Welcome! We are pleased that you are interested in learning more about the Cook Park project and how you can get involved!
The Trust for Public Land will lead the community engagement, design, construction, and fundraising activities for the park. The Trust for Public Land is a national non-profit organization that believes in conserving land and creating parks for people to enjoy. They have a storied history throughout Georgia by protecting more than 25,000 acres of open space, historic sites, and urban parks across the state.
Within Atlanta, The Trust for Public Land has applied its expertise to protecting over 18,000 acres along the Chattahoochee River, assembling the parcels necessary for the Martin Luther King, Jr. Historic District, and playing a key role in the acquisition of properties for the implementation of the Atlanta Beltline.

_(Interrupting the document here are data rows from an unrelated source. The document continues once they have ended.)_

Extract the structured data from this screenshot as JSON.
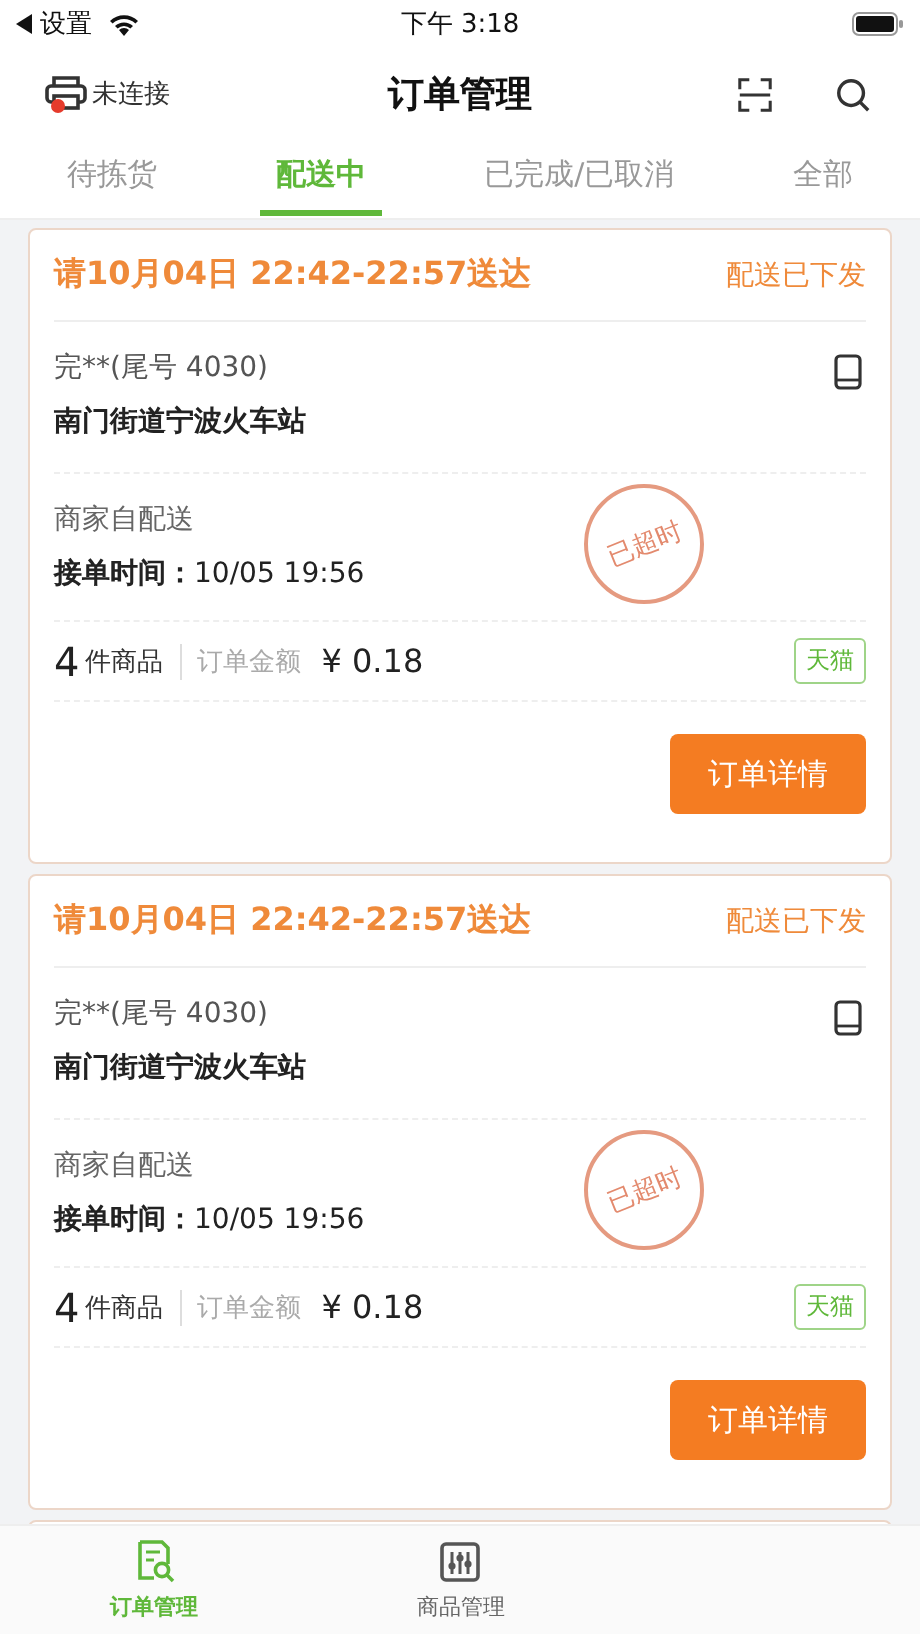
{
  "status_bar": {
    "back_label": "设置",
    "time": "下午 3:18"
  },
  "header": {
    "printer_label": "未连接",
    "printer_connected": false,
    "title": "订单管理"
  },
  "tabs": [
    {
      "label": "待拣货",
      "selected": false
    },
    {
      "label": "配送中",
      "selected": true
    },
    {
      "label": "已完成/已取消",
      "selected": false
    },
    {
      "label": "全部",
      "selected": false
    }
  ],
  "orders": [
    {
      "deadline": "请10月04日 22:42-22:57送达",
      "status": "配送已下发",
      "customer": "完**(尾号 4030)",
      "address": "南门街道宁波火车站",
      "delivery_method": "商家自配送",
      "accept_label": "接单时间：",
      "accept_time": "10/05 19:56",
      "stamp": "已超时",
      "item_count": "4",
      "item_unit": "件商品",
      "amount_label": "订单金额",
      "amount": "¥ 0.18",
      "platform": "天猫",
      "button": "订单详情"
    },
    {
      "deadline": "请10月04日 22:42-22:57送达",
      "status": "配送已下发",
      "customer": "完**(尾号 4030)",
      "address": "南门街道宁波火车站",
      "delivery_method": "商家自配送",
      "accept_label": "接单时间：",
      "accept_time": "10/05 19:56",
      "stamp": "已超时",
      "item_count": "4",
      "item_unit": "件商品",
      "amount_label": "订单金额",
      "amount": "¥ 0.18",
      "platform": "天猫",
      "button": "订单详情"
    }
  ],
  "bottom_nav": [
    {
      "label": "订单管理",
      "kind": "orders",
      "selected": true
    },
    {
      "label": "商品管理",
      "kind": "goods",
      "selected": false
    }
  ]
}
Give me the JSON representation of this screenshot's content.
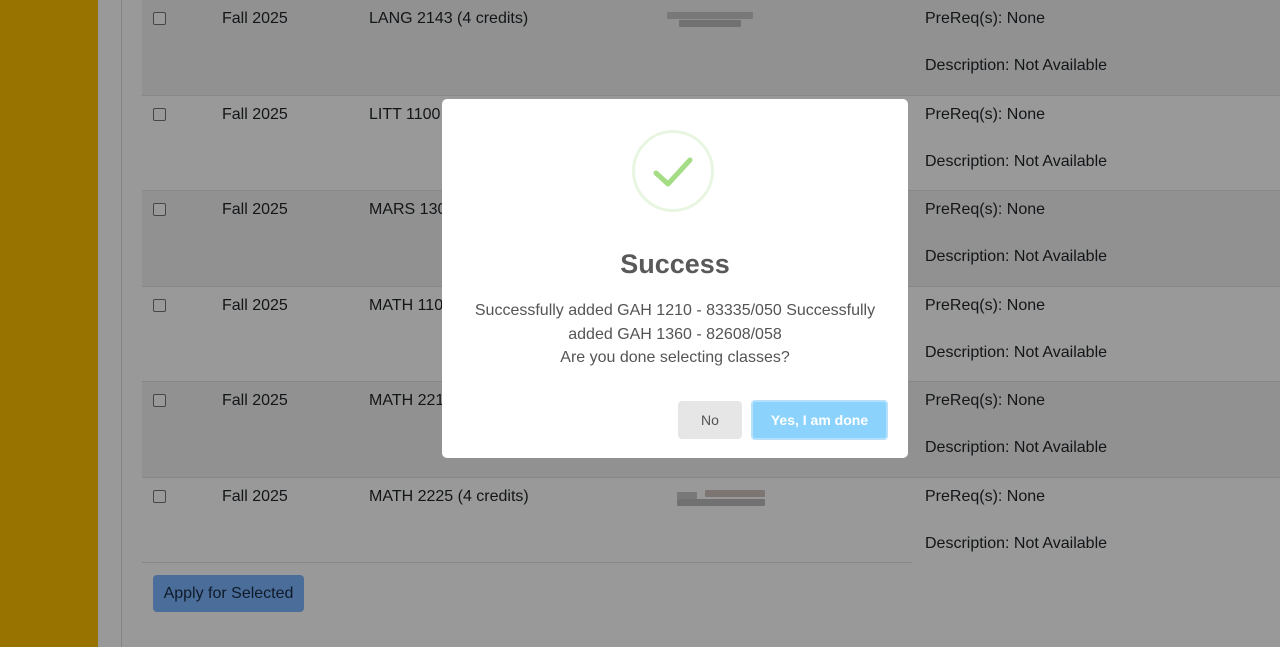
{
  "rows": [
    {
      "term": "Fall 2025",
      "course": "LANG 2143 (4 credits)",
      "prereq": "PreReq(s): None",
      "description": "Description: Not Available"
    },
    {
      "term": "Fall 2025",
      "course": "LITT 1100",
      "prereq": "PreReq(s): None",
      "description": "Description: Not Available"
    },
    {
      "term": "Fall 2025",
      "course": "MARS 130",
      "prereq": "PreReq(s): None",
      "description": "Description: Not Available"
    },
    {
      "term": "Fall 2025",
      "course": "MATH 110",
      "prereq": "PreReq(s): None",
      "description": "Description: Not Available"
    },
    {
      "term": "Fall 2025",
      "course": "MATH 221",
      "prereq": "PreReq(s): None",
      "description": "Description: Not Available"
    },
    {
      "term": "Fall 2025",
      "course": "MATH 2225 (4 credits)",
      "prereq": "PreReq(s): None",
      "description": "Description: Not Available"
    }
  ],
  "apply_button": "Apply for Selected",
  "modal": {
    "icon": "checkmark-success-icon",
    "title": "Success",
    "message_line1": "Successfully added GAH 1210 - 83335/050 Successfully added GAH 1360 - 82608/058",
    "message_line2": "Are you done selecting classes?",
    "no_label": "No",
    "yes_label": "Yes, I am done"
  },
  "colors": {
    "sidebar": "#ffc000",
    "success_green": "#a5dc86",
    "confirm_button": "#8bd3fd",
    "apply_button": "#7cb6ff"
  }
}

The Georgia office has broadened its services to create innovative parks in urban areas to develop park space within a ten-minute’s walk of residents’ homes for individuals to be connected with nature.
The proposed 16-acre Cook Park site lies within City Council District 3 and is situated along Joseph E. Boone Boulevard near Northside Drive.
A 6-acre park called Mims Park was constructed in the early 1900s and set two blocks from the Cook Park project site. Named in honor of Livingston Mims, the mayor of Atlanta from 1901 to 1902, the site of the original park was located opposite the Georgia World Congress Center along Northside Drive where Bethune Elementary School now sits.
Mims Park was designed by famed landscape architect brothers, John Charles Olmsted and Frederick Law Olmsted, Jr., and was designed to accommodate the adjacent Davis Street School. The park ceased to serve as a neighborhood park as buildings were added to the school’s campus beginning in the late 1950s. The original school building was replaced in the 1990s. Today the property is immediately surrounded by an assortment of residential and retail uses.
Atlanta’s Vine City neighborhood is a historically significant and vibrant community on the city’s west side. Not only was Vine City one of the Atlanta’s earliest predominantly African-American neighborhoods, but it was the center of planning for the Civil Rights Movement. The homes of civil rights activists Dr. Martin Luther King, Jr. and Julian Bond still stand on Sunset Avenue – one block west from the Cooks Park site. Vine City’s homes and sidewalks are where world-changing ideas were considered and strategies were discussed. This unique history will inform the design of Cook Park.
The development of Cook Park has provided a unique opportunity for diverse project stakeholders to collaborate and coalesce in the design and implementation of an overdue neighborhood park for Atlanta’s Westside. Cook Park is expected to benefit generations of Vine City residents and attract visitors from outside the neighborhood to a dynamic community gathering space.